This is desirable not to discourage you from stepping out of bounds. On the contrary, knowing the boundaries enables you to step out with intention which is much better and, ultimately more successful, then doing so accidentally or with sheer force.
When you have a great idea, you want to win over your leadership in a way that sparks their imagination and gets the wheels turning on “how to.” Anything short of that kind of deep, resounding support is risks wasting your time in the long run. But winning someone’s support isn’t easy. The sheer force of your personality—even coupled with strong relationships—won’t cut it.
Instead, you need a plan to ensure that your approach reflects your leadership’s interests and concerns—just to be heard—and then is logically structured around the purpose and function of the organization. Two components are essential to planning your approach:
- knowing your boss and
- knowing the boundaries, or the organizational “box.”
“Knowing your boss” involves gaining an understanding of your leadership’s strengths, weaknesses, and work style. Unfortunately, we most often have this information about ourselves and our subordinate staff. We don’t often have the conversation with our leadership about what their styles are. What you’re even less likely to have are any insights into the issues they are working on for themselves with their supervisors. Gaining more insight into what issues your boss or leadership are working on might be difficult, but it’s important to understand as much as you can about where they are in their professional journey.

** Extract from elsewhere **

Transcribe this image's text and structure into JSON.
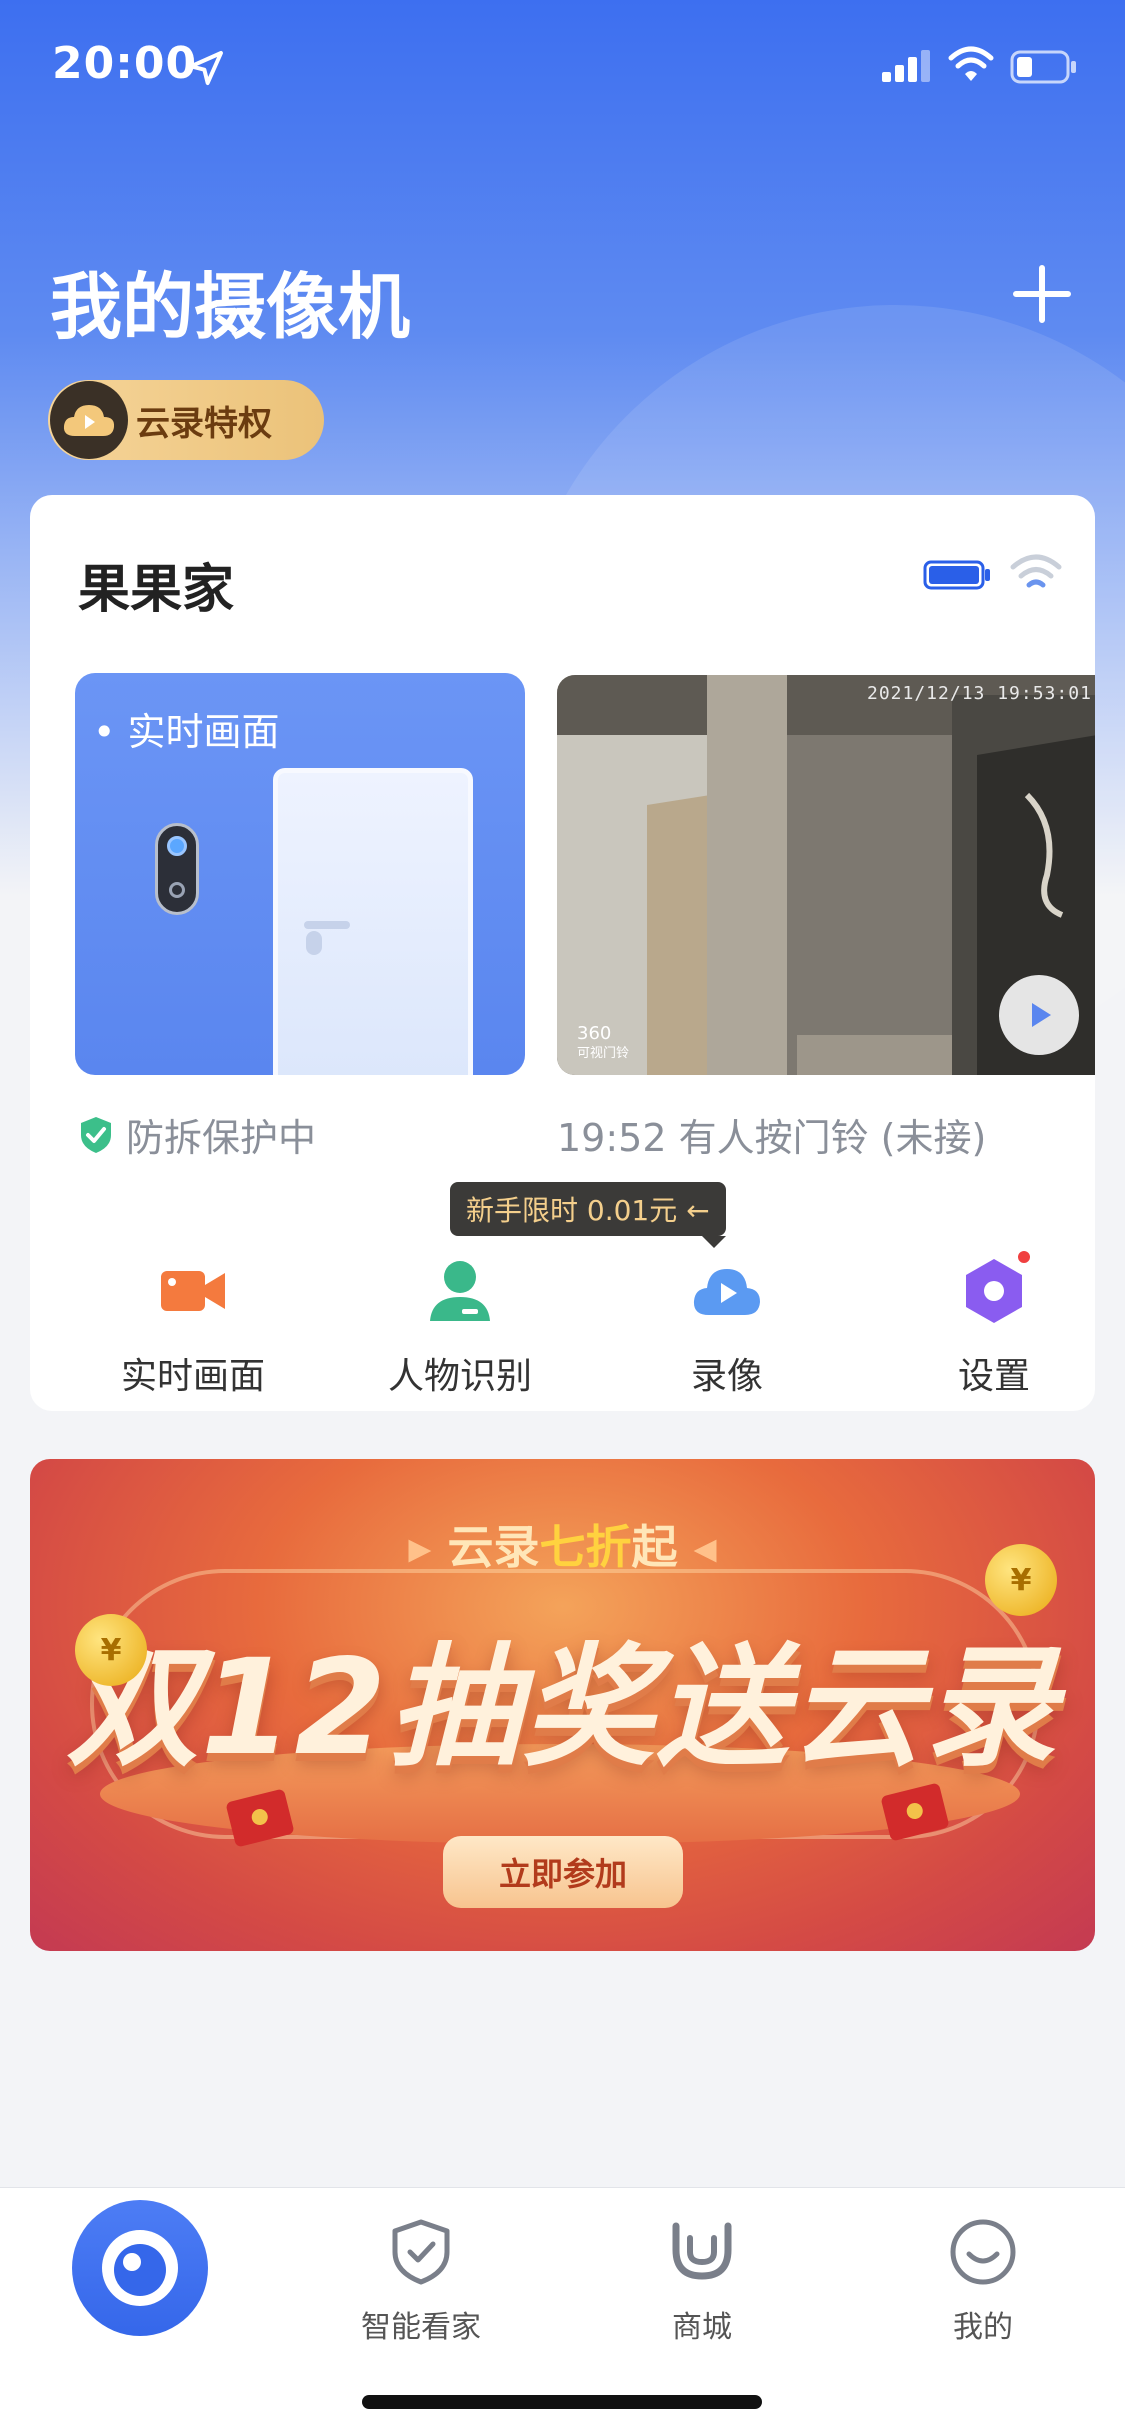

In addition to knowing your boss, you need to understand the “box” within which you’re working—what are the documented (and less formal) rules of engagement. This step includes understanding the limits by engaging leadership in sketching them out (if they’re unspoken or inferred). Once you know where the boundaries are, you will also better understand where your solution falls—inside or outside of those bounds. Understanding this upfront is critical for building buy-in for your idea. Shedding any self-imposed constraints and determining anything and everything you can do within your current power is also important to fully exploring the organizational box.
To solve something in a new, innovative way, you first have to know what new is. Only then can you purposefully step off the prescribed path. One of the most compelling things you can do early on to build support is to demonstrate that you have the perspective, vision, and direction to at least get your idea started and implement whatever aspect of it you can in your own work. Your own adoption of the idea will go a long way in gaining buy-in from leadership.